Amur Leopard - Page 1&2:
In The Wild | 3&4:
In Captivity | 5&6:
Subspecies Description |
7: Weight & Length Figures | 8&9: Conservation
Amur leopard prey and hunting techniques:
As prey species reduce, the Amur leopard searches for other sources of food. Villagers raise the sika deer for their antlers which are used in traditional Chinese medicines.
Tigers and leopards find the deer easy prey and are more than capable of climbing fences into the compounds. Each lost deer means lost income so the farmers try to kill the cats.
The Amur leopard normally hunts at night, using the silent stalk and ambush technique also utilised by the tiger. During the attack phase the leopard may reach speeds of up to 35 miles per hour, but this is sustainable only for a very short time.
Agility and tree climbing:
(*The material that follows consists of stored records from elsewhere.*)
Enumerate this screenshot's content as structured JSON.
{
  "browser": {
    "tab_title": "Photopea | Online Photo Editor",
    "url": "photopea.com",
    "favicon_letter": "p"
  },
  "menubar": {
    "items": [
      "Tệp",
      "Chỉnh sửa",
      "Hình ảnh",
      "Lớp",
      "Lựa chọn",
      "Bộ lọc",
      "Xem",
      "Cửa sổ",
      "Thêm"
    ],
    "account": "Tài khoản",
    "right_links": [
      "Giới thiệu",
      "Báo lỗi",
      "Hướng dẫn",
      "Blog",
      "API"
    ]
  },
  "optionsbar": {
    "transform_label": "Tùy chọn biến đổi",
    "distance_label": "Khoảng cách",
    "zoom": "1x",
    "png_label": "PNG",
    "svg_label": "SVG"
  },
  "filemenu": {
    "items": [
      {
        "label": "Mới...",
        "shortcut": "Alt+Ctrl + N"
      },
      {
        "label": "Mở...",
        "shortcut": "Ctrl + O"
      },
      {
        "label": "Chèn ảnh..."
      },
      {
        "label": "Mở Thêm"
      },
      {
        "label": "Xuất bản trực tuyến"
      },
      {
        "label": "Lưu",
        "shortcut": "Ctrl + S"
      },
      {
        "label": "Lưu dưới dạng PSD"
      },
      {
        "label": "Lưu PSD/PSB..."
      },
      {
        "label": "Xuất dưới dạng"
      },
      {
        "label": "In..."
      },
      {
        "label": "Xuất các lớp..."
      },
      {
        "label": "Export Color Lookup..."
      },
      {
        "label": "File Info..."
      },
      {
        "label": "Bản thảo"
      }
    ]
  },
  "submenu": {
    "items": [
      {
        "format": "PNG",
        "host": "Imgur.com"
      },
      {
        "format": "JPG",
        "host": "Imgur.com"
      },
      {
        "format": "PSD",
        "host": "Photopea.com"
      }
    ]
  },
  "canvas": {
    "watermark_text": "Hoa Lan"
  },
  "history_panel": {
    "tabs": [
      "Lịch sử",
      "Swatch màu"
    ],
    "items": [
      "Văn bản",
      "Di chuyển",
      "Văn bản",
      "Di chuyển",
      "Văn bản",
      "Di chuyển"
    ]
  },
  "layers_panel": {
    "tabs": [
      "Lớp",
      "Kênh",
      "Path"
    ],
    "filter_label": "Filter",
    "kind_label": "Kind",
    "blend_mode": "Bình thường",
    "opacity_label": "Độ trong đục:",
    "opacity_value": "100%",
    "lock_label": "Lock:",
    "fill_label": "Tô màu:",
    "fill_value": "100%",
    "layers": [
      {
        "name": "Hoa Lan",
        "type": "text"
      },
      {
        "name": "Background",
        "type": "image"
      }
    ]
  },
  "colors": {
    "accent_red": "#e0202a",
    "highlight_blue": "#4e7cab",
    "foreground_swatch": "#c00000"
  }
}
Leopard kills are often dragged up into trees before being consumed. The tiger is essentially a terrestrial animal and prefers being on the ground. Despite having incredible muscle power, when climbing, they are very clumsy. On the other paw, the leopard can hang motionless from the bark of a vertical tree trunk, then by using its sheer strength can propel itself aloft.
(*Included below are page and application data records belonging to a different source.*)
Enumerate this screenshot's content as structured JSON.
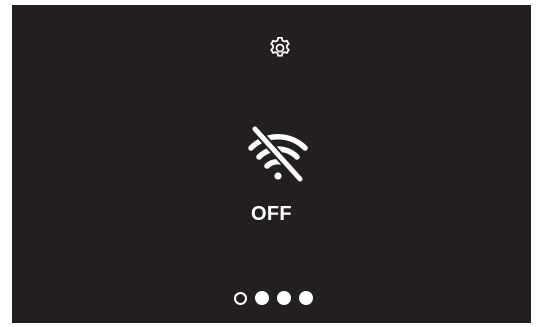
{
  "screen": {
    "background": "#231f20",
    "foreground": "#ffffff"
  },
  "header": {
    "settings_icon": "gear-icon"
  },
  "wifi": {
    "icon": "wifi-off-icon",
    "status_label": "OFF"
  },
  "pager": {
    "dots": [
      {
        "state": "outlined"
      },
      {
        "state": "filled"
      },
      {
        "state": "filled"
      },
      {
        "state": "filled"
      }
    ]
  }
}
These are extremely agile cats that can jump vertically up to 10 feet and double this length horizontally. Pound for pound they are 10 times as strong as humans, successfully carrying prey 3 times their own weight into the branches. This protects their food from other predators, including the main subject of this Web site, the tiger. Once a meal is finished the leopard is quite capable of descending a tree head first.
are more than 20 subspecies of leopard; they are located in
both Asia and Africa. In fact, the
leopard is the widest-ranging big cat and extremely adaptable.
They live in a variety of habitats,
ranging from jungles to deserts, while some can be found
located near large cities. Eight subspecies are endangered,
four of these critically.
With Thanks To The Feline
Conservation Center (Photo 1, 3)